In 2000, when Enron was still in its heyday, Andrew Fastow estimated he had created $800 million in income for the company - an accomplishment that won him praise at his performance review.
Enron CEO Jeffrey Skilling told him he had a "creative" financial mind, "because I came up with things other companies would not have come up with," said Mr. Fastow from the witness stand this week in one of America's most closely watched trials involving corporate fraud.
In dramatic testimony, Fastow is proving to be the key figure - not only in the trial here of Enron's two corporate chiefs but also in the chain of events that led to the Sarbanes-Oxley Act of 2002, the most sweeping accounting reform in decades. As a chief financial officer whose fraudulent deals were at the heart of one of corporate America's biggest collapses, Fastow has unwittingly helped strengthen the role of America's CFOs as guardians against corruption.

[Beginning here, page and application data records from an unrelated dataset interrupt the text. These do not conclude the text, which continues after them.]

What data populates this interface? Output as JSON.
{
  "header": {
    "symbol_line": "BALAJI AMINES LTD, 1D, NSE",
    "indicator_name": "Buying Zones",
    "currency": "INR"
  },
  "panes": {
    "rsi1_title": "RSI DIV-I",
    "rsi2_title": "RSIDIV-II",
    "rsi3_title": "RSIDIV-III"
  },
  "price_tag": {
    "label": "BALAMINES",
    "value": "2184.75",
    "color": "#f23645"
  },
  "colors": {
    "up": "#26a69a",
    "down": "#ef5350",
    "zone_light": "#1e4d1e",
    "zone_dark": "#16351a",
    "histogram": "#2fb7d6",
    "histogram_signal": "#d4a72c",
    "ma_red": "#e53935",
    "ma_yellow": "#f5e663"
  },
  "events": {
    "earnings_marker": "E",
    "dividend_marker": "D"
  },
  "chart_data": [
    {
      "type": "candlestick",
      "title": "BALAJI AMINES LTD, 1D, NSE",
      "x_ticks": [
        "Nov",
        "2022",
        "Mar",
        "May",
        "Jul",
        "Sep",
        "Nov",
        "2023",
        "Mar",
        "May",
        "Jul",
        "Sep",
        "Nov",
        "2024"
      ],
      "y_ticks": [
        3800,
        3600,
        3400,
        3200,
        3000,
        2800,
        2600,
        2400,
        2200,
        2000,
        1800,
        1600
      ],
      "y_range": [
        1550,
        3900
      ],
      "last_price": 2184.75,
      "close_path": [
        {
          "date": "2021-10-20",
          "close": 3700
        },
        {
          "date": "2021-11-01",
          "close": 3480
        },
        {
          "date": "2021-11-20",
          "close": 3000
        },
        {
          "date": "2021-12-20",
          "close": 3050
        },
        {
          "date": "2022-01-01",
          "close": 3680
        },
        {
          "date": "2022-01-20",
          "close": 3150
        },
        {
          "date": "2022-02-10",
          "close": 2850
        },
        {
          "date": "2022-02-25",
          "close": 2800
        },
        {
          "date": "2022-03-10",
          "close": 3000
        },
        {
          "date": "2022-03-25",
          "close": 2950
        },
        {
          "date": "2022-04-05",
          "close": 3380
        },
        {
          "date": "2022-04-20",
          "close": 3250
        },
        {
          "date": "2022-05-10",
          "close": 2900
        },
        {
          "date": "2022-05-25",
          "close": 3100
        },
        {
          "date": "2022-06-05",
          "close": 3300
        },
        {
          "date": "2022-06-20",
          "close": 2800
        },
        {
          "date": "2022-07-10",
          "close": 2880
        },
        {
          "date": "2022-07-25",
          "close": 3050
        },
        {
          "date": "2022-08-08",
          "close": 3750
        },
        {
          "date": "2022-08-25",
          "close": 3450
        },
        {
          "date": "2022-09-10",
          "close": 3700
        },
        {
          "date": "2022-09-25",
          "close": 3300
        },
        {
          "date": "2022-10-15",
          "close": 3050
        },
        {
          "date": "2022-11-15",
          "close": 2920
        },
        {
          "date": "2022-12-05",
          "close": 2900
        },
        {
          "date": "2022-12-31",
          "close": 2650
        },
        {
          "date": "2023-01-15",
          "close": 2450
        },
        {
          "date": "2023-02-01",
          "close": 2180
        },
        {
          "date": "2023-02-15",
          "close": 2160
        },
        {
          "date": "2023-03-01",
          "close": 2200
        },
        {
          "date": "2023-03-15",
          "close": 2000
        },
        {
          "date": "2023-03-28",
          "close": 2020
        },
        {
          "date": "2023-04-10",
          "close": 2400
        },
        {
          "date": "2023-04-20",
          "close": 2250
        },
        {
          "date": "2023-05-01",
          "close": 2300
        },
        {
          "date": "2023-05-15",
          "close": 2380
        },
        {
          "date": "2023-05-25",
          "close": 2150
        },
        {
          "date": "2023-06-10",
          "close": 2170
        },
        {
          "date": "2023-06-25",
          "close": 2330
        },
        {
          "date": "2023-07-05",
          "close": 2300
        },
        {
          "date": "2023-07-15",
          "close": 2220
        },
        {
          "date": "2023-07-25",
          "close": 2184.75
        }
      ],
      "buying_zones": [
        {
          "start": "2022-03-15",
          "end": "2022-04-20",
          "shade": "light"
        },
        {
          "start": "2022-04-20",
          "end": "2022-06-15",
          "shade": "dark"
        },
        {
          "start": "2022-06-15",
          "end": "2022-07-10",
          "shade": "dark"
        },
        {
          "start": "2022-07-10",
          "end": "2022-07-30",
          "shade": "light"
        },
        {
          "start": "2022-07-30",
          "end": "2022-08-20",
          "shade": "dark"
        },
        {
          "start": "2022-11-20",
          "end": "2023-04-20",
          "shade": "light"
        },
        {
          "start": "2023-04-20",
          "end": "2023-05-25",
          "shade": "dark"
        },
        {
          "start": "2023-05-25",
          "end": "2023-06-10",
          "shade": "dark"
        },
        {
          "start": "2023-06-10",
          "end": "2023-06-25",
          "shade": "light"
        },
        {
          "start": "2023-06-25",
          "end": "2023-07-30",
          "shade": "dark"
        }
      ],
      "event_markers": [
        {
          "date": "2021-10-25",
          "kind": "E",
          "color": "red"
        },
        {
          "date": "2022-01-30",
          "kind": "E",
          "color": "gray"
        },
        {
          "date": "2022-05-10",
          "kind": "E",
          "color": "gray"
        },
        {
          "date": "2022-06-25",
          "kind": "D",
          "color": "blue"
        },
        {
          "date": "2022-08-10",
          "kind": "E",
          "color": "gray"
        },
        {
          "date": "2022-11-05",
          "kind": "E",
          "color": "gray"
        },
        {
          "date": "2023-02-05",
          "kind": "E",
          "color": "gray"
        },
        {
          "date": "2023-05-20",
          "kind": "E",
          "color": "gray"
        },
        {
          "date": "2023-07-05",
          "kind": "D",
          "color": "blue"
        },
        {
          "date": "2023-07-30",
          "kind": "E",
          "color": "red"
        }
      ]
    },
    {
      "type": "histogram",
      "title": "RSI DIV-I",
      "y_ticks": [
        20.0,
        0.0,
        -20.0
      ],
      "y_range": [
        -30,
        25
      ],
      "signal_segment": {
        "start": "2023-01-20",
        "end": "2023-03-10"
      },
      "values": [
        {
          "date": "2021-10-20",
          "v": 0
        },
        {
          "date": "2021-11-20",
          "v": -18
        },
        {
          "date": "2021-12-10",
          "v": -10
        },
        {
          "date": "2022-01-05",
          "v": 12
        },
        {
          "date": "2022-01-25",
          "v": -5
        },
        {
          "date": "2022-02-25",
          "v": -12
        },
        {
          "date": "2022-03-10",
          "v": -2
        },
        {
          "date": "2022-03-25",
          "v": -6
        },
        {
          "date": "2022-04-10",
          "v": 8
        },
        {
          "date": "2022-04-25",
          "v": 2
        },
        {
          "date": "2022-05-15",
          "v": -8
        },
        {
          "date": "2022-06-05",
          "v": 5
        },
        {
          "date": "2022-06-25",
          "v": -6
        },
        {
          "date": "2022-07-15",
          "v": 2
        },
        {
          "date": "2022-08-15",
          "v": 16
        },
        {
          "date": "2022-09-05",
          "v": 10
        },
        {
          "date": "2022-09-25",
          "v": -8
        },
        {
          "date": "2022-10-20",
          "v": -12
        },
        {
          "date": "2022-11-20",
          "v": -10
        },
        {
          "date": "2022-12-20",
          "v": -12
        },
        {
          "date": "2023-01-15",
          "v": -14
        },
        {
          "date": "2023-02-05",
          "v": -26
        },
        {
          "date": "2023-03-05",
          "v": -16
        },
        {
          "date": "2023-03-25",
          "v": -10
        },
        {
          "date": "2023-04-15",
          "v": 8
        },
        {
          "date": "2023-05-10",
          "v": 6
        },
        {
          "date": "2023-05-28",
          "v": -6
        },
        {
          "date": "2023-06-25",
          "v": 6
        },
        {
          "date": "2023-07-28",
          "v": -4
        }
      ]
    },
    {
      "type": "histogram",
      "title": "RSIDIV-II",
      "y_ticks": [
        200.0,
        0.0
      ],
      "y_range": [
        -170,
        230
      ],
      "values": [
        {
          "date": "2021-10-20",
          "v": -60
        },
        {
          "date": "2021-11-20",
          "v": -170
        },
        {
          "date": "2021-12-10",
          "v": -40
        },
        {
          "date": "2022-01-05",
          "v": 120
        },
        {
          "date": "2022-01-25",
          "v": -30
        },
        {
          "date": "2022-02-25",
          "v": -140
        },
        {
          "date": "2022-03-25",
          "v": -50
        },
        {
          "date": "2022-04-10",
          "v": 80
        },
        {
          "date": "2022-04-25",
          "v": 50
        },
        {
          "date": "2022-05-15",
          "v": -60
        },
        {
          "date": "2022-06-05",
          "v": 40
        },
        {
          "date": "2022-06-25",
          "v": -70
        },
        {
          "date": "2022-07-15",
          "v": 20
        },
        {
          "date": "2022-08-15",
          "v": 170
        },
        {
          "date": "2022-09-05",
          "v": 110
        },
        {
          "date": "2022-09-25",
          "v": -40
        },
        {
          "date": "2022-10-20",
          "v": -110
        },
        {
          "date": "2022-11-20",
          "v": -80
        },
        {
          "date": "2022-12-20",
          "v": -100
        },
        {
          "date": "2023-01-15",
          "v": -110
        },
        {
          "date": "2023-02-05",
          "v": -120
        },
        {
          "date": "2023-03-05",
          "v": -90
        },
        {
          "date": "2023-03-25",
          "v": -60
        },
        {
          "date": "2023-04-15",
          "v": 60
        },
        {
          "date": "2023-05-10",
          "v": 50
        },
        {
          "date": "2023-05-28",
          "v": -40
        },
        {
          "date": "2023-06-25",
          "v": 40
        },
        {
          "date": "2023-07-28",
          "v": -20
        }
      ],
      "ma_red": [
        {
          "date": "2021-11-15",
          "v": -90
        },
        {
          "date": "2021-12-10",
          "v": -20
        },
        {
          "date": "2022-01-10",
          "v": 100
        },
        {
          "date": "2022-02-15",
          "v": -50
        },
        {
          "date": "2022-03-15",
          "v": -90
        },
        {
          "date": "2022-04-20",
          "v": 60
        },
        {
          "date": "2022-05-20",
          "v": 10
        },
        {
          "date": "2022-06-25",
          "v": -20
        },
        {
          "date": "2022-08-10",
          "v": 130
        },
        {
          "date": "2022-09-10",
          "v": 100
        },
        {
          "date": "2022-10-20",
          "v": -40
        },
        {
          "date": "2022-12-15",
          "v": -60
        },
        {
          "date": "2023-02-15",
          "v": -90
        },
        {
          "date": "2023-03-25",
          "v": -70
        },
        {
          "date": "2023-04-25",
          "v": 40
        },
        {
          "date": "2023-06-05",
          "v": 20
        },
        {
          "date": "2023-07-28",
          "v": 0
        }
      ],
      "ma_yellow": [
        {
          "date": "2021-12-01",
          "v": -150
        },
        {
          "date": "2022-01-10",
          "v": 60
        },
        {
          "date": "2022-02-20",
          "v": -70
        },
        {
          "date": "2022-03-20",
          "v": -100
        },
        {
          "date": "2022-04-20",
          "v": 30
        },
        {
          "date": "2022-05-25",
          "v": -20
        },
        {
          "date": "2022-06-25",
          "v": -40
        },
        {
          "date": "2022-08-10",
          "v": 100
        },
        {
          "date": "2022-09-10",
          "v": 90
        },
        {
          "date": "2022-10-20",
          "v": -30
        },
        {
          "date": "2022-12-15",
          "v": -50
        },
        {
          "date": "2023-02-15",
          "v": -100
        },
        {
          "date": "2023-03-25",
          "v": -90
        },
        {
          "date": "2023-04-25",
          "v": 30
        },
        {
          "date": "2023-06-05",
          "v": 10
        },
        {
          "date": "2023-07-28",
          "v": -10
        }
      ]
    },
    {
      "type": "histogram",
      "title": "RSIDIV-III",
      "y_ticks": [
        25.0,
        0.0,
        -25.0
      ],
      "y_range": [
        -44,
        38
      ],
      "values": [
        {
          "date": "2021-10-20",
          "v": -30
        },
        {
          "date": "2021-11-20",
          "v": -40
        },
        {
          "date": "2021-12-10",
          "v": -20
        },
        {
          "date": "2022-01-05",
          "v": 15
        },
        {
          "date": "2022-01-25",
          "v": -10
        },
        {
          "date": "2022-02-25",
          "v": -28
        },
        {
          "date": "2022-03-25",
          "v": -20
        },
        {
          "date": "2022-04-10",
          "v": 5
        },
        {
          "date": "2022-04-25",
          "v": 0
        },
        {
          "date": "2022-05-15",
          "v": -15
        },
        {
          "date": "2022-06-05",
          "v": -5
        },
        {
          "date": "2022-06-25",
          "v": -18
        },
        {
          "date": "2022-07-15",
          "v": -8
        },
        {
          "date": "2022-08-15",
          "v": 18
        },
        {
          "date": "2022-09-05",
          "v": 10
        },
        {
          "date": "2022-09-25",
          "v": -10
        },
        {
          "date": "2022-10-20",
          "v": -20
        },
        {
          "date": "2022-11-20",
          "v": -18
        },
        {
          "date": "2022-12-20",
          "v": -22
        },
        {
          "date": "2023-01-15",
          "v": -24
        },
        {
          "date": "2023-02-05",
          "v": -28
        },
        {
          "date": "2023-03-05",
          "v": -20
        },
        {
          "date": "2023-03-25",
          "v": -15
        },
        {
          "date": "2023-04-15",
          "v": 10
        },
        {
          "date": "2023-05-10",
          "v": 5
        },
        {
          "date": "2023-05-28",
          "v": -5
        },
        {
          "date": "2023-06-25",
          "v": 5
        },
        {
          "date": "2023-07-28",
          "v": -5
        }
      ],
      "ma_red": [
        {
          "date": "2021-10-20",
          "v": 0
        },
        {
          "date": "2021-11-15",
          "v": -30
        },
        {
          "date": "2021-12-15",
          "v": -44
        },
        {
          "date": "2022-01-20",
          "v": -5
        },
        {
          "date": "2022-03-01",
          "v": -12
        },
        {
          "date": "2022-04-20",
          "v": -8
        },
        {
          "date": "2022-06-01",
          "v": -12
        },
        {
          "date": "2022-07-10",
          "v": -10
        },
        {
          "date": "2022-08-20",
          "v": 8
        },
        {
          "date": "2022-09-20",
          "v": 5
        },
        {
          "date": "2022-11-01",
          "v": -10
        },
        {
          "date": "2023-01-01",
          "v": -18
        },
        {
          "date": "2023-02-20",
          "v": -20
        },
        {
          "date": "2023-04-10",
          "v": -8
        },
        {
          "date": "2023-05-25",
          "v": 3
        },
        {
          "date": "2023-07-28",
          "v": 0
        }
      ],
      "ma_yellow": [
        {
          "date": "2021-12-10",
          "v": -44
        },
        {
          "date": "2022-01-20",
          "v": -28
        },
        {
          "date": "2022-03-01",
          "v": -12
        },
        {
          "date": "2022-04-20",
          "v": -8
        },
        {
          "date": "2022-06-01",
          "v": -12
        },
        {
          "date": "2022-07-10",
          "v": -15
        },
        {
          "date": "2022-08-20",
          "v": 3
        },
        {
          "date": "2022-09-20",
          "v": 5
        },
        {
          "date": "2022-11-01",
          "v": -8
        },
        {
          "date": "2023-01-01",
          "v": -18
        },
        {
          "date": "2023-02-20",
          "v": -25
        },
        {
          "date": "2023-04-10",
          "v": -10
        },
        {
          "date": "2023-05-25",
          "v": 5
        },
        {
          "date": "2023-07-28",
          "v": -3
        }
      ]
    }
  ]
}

"Initially a lot of CFOs felt tarnished by Andy Fastow and other CFOs who committed fraud," says Julia Homer, editor in chief of CFO Magazine. "But to their surprise, Sarbanes-Oxley had the paradoxical effect of increasing their stature within companies."
At the trial itself, Fastow is the central figure for both the prosecution and the defense. In a deal with prosecutors, Fastow agreed to testify in exchange for a reduced sentence. He pleaded guilty in 2004 to two counts of fraud and agreed to 10 years in prison and a $24 million fine.
Prosecutors hope his testimony this week will prove that his bosses, Mr. Skilling and Enron founder Kenneth Lay, knew about and actively promoted his fraudulent activities.
Defense attorneys for Skilling and Mr. Lay hope to show that Fastow was the mastermind behind all the criminal wrongdoing at Enron and that their clients are innocent.
Lay is charged with seven counts, including conspiracy and fraud; Skilling is charged with 31 counts, including conspiracy, fraud, and insider trading.
In his testimony, Fastow described the off-balance-sheet partnership he created in 1999 with the blessing of Lay, Skilling, and the board of directors. He named it LJM (the initials of his wife and two boys) and used it to hide company losses and inflate earnings.
The partnership essentially bought low-performing company assets and "warehoused" them until Enron bought them back - thus allowing the company to record the sale and camouflage its losses from Wall Street.
When he told Skilling that he was going to raise money for a second LJM, Fastow testified that Skilling said, "Get me as much of that juice as you can." The former CFO raised $386 million from investors for LJM2 and, at one point, Skilling asked him to buy a struggling power plant in Brazil, personally guaranteeing that he would not lose any money on the deal.
Fastow admitted that he was compelled by the huge rate of return he was making on the deals, resulting in some $45 million in profits for himself. Over and over, he described himself as opportunistic, but also a boon to the company.
The Brazilian deal "was good economically for me and I was helping Enron make its numbers," he said. "I thought I was being a hero for Enron."
On another occasion, Fastow testified that Skilling told him, "I love LJM. I want to do all the deals with LJM that I can. I just don't want the footnotes."
The footnotes were related-party disclosures Enron had to make at the bottom of each financial statement when it used LJM, and they had increasingly become a concern to analysts, investors, and banks. Fastow said the LJMs were legal and did many legal deals. "But things I did as [general] partner were illegal."
After Skilling's departure in August 2001, Fastow said he met with Lay to go over the growing problems at Enron. He said Lay was not surprised to hear of the problems and that he met with him again in September to discuss pointed questions by The Wall Street Journal about the LJM partnerships. Lay did not want to answer the questions because "that would just open a Pandora's box," he said, and they stuck to a statement backing the partnerships.
Fastow also said statements that the company was "fundamentally sound" made by Lay at both public and private meetings after Skilling's departure were lies and that Lay knew that.
In their cross-examiniation, defense attorneys are trying to get the ex-CFO to admit that there was no overarching fraud and that he and two of his former lieutenants were responsible for all the crimes.
Always central to a corporation's financial dealings, CFOs have become even more important in the wake of Sarbanes-Oxley.
"The act put a lot more pressure and attention on CFO roles," says Richard Saver, who teaches business organization law at the University of Houston.
Because they are now accountable for their company's financial statements, board members and top execs spend far more time with their CFOs, says Ms. Homer of CFO Magazine. Complying with the act has also meant more work for CFOs - especially those at smaller public companies, she adds.